Seeds have been an important development in the reproduction and spread of gymnosperm and angiosperm plants, relative to more primitive plants such as ferns, mosses and liverworts, which do not have seeds and use other means to propagate themselves. This can be seen by the success of seed plants (both gymnosperms and angiosperms) in dominating biological niches on land, from forests to grasslands both in hot and cold climates.
The term "seed" also has a general meaning that antedates the above—anything that can be sown, e.g. "seed" potatoes, "seeds" of corn or sunflower "seeds". In the case of sunflower and corn "seeds", what is sown is the seed enclosed in a shell or husk, whereas the potato is a tuber.
Andreas is a humanist seriftypeface designed by Michael Harvey, and licensed from the Adobe Type library. Harvey drew the lettering in 1988 as part of the book-jacket design for James F. Peck's book In the Studios of Paris: William Bouguereau and His American Students, a Yale University Press publication. That lettering became the foundation for the 1986 typeface Andreas.
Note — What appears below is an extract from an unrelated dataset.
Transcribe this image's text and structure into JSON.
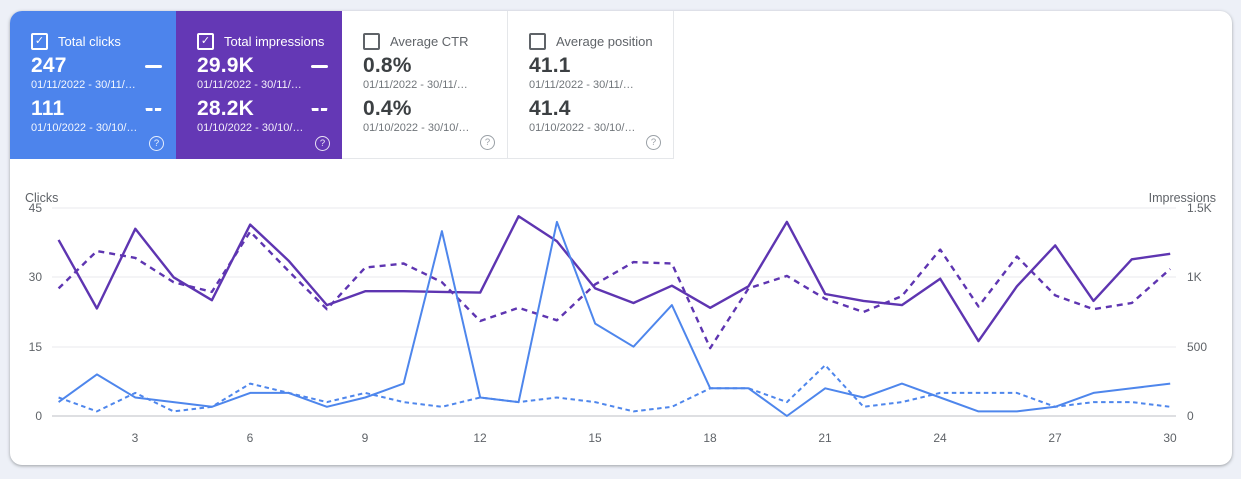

In keeping with the book's subject, Harvey wanted letterforms that reflected the Art Nouveau period. The letterforms also bear comparison with the condensed, calligraphic thirteenth-century Italian monumental capitals. Due to space constraints, the type had to be narrow enough to allow the title to fit on a single line across the top, so as to not intrude on the Van Gogh painting that filled the rest of the jacket. To accomplish this he drew the letterforms freehand, giving them highly animated organic strokes and narrow character set. He also added distinctive junctions of letter strokes to the D,P, and R. The typeface was drawn in outline, intending to reverse to white, so as to not be overly assertive on the cover.